■ **Data section**
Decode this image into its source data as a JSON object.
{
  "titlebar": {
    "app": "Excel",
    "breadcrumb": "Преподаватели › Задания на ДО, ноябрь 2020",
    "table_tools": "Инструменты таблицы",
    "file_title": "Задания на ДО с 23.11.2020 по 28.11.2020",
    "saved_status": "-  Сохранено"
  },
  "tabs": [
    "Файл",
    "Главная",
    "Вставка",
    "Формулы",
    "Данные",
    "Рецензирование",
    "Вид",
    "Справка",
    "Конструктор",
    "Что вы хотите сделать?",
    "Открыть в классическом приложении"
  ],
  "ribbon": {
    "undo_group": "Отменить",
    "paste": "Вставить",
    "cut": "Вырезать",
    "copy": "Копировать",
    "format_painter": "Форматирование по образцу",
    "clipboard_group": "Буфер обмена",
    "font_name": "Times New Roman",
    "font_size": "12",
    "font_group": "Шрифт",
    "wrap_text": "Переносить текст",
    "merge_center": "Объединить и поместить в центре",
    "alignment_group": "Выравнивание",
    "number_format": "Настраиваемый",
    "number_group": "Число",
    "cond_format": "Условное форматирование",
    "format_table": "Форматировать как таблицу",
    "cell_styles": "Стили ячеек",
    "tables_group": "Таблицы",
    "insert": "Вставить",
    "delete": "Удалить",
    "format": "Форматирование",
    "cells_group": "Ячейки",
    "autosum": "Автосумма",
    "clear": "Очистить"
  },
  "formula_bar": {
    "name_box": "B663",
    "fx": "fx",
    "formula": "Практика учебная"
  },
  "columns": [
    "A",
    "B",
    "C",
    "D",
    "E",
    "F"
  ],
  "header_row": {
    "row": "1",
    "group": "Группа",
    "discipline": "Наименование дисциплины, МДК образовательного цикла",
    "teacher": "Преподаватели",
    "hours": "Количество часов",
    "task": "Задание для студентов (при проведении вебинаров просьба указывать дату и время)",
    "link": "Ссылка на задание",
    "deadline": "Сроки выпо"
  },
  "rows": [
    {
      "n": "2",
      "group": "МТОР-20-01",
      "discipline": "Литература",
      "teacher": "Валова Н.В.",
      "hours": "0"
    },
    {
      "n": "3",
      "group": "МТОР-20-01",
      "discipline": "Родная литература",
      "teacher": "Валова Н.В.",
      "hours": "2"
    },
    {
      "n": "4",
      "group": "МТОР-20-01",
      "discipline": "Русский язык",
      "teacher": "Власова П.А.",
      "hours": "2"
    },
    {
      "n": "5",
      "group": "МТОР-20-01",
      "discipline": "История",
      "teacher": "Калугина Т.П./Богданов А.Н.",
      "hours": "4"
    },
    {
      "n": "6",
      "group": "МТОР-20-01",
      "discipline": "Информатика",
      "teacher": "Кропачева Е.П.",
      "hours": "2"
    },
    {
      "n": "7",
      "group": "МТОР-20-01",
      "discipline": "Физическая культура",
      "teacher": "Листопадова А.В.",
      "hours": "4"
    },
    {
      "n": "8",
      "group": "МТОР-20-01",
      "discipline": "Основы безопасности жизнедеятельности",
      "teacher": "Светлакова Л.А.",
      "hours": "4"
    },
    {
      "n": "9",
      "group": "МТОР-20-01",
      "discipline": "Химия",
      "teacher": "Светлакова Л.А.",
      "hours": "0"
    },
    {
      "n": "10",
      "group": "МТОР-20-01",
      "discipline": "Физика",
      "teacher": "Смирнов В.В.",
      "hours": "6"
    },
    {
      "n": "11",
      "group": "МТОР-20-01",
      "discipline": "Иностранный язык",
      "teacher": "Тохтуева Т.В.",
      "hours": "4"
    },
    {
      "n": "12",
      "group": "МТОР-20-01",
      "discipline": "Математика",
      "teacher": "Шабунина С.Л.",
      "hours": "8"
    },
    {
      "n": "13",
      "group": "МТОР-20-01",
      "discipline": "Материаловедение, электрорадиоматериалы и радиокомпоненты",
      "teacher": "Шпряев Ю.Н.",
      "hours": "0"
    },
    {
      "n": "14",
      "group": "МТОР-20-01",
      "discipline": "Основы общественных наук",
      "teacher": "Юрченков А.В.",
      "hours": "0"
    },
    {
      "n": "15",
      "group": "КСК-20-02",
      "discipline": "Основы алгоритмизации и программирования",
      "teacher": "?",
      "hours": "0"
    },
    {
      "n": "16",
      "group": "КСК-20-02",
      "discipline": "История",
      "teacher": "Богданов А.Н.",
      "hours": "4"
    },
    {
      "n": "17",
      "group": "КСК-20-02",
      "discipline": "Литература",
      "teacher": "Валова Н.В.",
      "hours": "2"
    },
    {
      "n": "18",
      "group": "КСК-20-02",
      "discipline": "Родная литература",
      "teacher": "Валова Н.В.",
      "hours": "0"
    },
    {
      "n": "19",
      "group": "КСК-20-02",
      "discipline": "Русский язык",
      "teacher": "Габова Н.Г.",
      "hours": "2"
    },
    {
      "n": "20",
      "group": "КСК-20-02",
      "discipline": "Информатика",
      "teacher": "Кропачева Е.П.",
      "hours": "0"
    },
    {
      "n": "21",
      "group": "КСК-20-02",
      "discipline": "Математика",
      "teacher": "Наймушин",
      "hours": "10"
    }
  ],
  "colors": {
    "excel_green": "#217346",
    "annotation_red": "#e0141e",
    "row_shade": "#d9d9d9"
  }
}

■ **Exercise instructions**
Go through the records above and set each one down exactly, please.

■ **Written solution**
Decode this image into its source data as a JSON object.
{
  "titlebar": {
    "app": "Excel",
    "breadcrumb": "Преподаватели › Задания на ДО, ноябрь 2020",
    "table_tools": "Инструменты таблицы",
    "file_title": "Задания на ДО с 23.11.2020 по 28.11.2020",
    "saved_status": "-  Сохранено"
  },
  "tabs": [
    "Файл",
    "Главная",
    "Вставка",
    "Формулы",
    "Данные",
    "Рецензирование",
    "Вид",
    "Справка",
    "Конструктор",
    "Что вы хотите сделать?",
    "Открыть в классическом приложении"
  ],
  "ribbon": {
    "undo_group": "Отменить",
    "paste": "Вставить",
    "cut": "Вырезать",
    "copy": "Копировать",
    "format_painter": "Форматирование по образцу",
    "clipboard_group": "Буфер обмена",
    "font_name": "Times New Roman",
    "font_size": "12",
    "font_group": "Шрифт",
    "wrap_text": "Переносить текст",
    "merge_center": "Объединить и поместить в центре",
    "alignment_group": "Выравнивание",
    "number_format": "Настраиваемый",
    "number_group": "Число",
    "cond_format": "Условное форматирование",
    "format_table": "Форматировать как таблицу",
    "cell_styles": "Стили ячеек",
    "tables_group": "Таблицы",
    "insert": "Вставить",
    "delete": "Удалить",
    "format": "Форматирование",
    "cells_group": "Ячейки",
    "autosum": "Автосумма",
    "clear": "Очистить"
  },
  "formula_bar": {
    "name_box": "B663",
    "fx": "fx",
    "formula": "Практика учебная"
  },
  "columns": [
    "A",
    "B",
    "C",
    "D",
    "E",
    "F"
  ],
  "header_row": {
    "row": "1",
    "group": "Группа",
    "discipline": "Наименование дисциплины, МДК образовательного цикла",
    "teacher": "Преподаватели",
    "hours": "Количество часов",
    "task": "Задание для студентов (при проведении вебинаров просьба указывать дату и время)",
    "link": "Ссылка на задание",
    "deadline": "Сроки выпо"
  },
  "rows": [
    {
      "n": "2",
      "group": "МТОР-20-01",
      "discipline": "Литература",
      "teacher": "Валова Н.В.",
      "hours": "0"
    },
    {
      "n": "3",
      "group": "МТОР-20-01",
      "discipline": "Родная литература",
      "teacher": "Валова Н.В.",
      "hours": "2"
    },
    {
      "n": "4",
      "group": "МТОР-20-01",
      "discipline": "Русский язык",
      "teacher": "Власова П.А.",
      "hours": "2"
    },
    {
      "n": "5",
      "group": "МТОР-20-01",
      "discipline": "История",
      "teacher": "Калугина Т.П./Богданов А.Н.",
      "hours": "4"
    },
    {
      "n": "6",
      "group": "МТОР-20-01",
      "discipline": "Информатика",
      "teacher": "Кропачева Е.П.",
      "hours": "2"
    },
    {
      "n": "7",
      "group": "МТОР-20-01",
      "discipline": "Физическая культура",
      "teacher": "Листопадова А.В.",
      "hours": "4"
    },
    {
      "n": "8",
      "group": "МТОР-20-01",
      "discipline": "Основы безопасности жизнедеятельности",
      "teacher": "Светлакова Л.А.",
      "hours": "4"
    },
    {
      "n": "9",
      "group": "МТОР-20-01",
      "discipline": "Химия",
      "teacher": "Светлакова Л.А.",
      "hours": "0"
    },
    {
      "n": "10",
      "group": "МТОР-20-01",
      "discipline": "Физика",
      "teacher": "Смирнов В.В.",
      "hours": "6"
    },
    {
      "n": "11",
      "group": "МТОР-20-01",
      "discipline": "Иностранный язык",
      "teacher": "Тохтуева Т.В.",
      "hours": "4"
    },
    {
      "n": "12",
      "group": "МТОР-20-01",
      "discipline": "Математика",
      "teacher": "Шабунина С.Л.",
      "hours": "8"
    },
    {
      "n": "13",
      "group": "МТОР-20-01",
      "discipline": "Материаловедение, электрорадиоматериалы и радиокомпоненты",
      "teacher": "Шпряев Ю.Н.",
      "hours": "0"
    },
    {
      "n": "14",
      "group": "МТОР-20-01",
      "discipline": "Основы общественных наук",
      "teacher": "Юрченков А.В.",
      "hours": "0"
    },
    {
      "n": "15",
      "group": "КСК-20-02",
      "discipline": "Основы алгоритмизации и программирования",
      "teacher": "?",
      "hours": "0"
    },
    {
      "n": "16",
      "group": "КСК-20-02",
      "discipline": "История",
      "teacher": "Богданов А.Н.",
      "hours": "4"
    },
    {
      "n": "17",
      "group": "КСК-20-02",
      "discipline": "Литература",
      "teacher": "Валова Н.В.",
      "hours": "2"
    },
    {
      "n": "18",
      "group": "КСК-20-02",
      "discipline": "Родная литература",
      "teacher": "Валова Н.В.",
      "hours": "0"
    },
    {
      "n": "19",
      "group": "КСК-20-02",
      "discipline": "Русский язык",
      "teacher": "Габова Н.Г.",
      "hours": "2"
    },
    {
      "n": "20",
      "group": "КСК-20-02",
      "discipline": "Информатика",
      "teacher": "Кропачева Е.П.",
      "hours": "0"
    },
    {
      "n": "21",
      "group": "КСК-20-02",
      "discipline": "Математика",
      "teacher": "Наймушин",
      "hours": "10"
    }
  ],
  "colors": {
    "excel_green": "#217346",
    "annotation_red": "#e0141e",
    "row_shade": "#d9d9d9"
  }
}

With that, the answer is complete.